* _WHAT NEEDS TO BE DONE_: Please say how many lines below include the word "opencv", with nothing beyond the number.

Data about app and page elements
★ ★ ★ ★
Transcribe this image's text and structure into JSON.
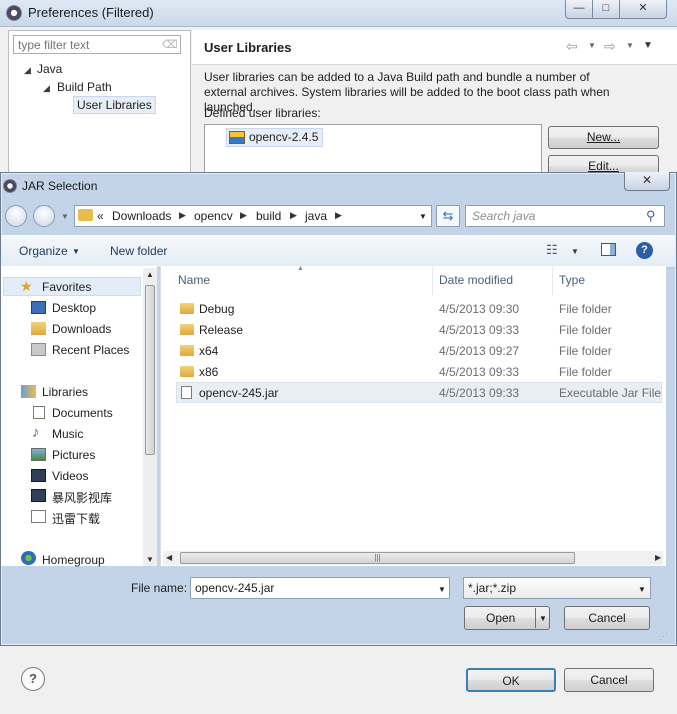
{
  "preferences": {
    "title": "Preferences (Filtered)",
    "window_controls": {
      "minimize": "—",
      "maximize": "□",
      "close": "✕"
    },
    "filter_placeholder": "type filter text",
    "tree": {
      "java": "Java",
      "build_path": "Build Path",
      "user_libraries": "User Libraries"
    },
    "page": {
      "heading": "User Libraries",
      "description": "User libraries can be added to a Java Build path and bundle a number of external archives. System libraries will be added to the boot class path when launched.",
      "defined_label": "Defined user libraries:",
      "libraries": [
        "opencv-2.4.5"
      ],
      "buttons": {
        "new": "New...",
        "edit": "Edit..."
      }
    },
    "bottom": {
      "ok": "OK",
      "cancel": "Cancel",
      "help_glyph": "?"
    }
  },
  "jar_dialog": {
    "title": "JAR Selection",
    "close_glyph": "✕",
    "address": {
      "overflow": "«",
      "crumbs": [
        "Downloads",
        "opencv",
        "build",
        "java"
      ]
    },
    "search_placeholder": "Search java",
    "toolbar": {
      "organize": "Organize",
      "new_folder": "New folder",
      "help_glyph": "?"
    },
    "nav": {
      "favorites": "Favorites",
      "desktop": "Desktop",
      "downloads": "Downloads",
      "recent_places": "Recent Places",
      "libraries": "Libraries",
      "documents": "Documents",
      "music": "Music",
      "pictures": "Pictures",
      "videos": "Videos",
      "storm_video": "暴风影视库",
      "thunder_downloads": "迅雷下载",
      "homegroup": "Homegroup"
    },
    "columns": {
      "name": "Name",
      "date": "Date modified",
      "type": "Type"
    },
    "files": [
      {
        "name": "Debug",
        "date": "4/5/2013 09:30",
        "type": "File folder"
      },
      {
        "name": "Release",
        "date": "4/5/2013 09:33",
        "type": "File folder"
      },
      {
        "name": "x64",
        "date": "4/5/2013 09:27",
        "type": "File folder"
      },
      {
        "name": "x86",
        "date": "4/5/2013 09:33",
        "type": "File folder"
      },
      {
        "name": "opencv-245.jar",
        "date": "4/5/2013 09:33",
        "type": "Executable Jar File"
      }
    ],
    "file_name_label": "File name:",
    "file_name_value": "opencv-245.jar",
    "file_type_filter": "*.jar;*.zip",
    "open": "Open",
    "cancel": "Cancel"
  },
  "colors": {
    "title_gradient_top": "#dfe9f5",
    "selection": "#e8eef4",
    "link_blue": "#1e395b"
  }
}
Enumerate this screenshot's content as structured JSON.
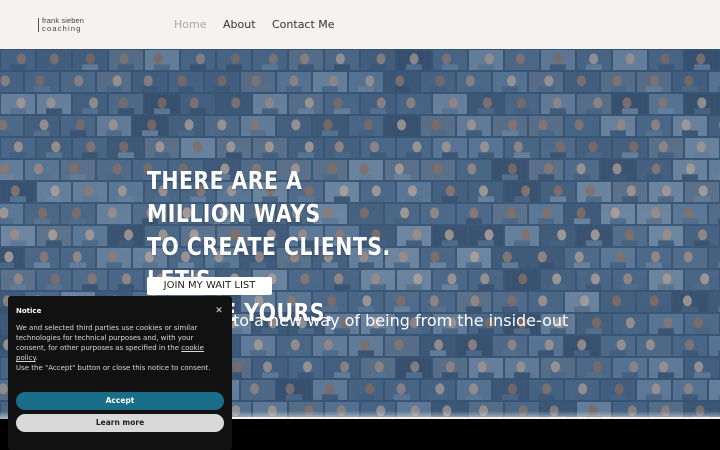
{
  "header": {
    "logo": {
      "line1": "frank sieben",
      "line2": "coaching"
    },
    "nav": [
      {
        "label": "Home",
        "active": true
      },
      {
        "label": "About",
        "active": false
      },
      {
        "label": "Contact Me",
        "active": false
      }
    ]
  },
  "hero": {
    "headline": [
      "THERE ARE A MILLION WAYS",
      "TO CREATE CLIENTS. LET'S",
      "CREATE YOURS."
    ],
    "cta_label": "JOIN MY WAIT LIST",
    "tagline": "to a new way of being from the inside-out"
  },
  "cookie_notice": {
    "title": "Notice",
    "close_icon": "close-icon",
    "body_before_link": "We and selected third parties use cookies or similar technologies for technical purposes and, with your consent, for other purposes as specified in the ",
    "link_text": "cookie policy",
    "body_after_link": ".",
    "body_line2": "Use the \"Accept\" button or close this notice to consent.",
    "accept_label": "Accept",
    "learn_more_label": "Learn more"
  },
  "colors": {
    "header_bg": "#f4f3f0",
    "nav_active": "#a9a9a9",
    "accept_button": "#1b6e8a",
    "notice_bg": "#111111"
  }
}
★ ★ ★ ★
* _TASK RESULT_: 4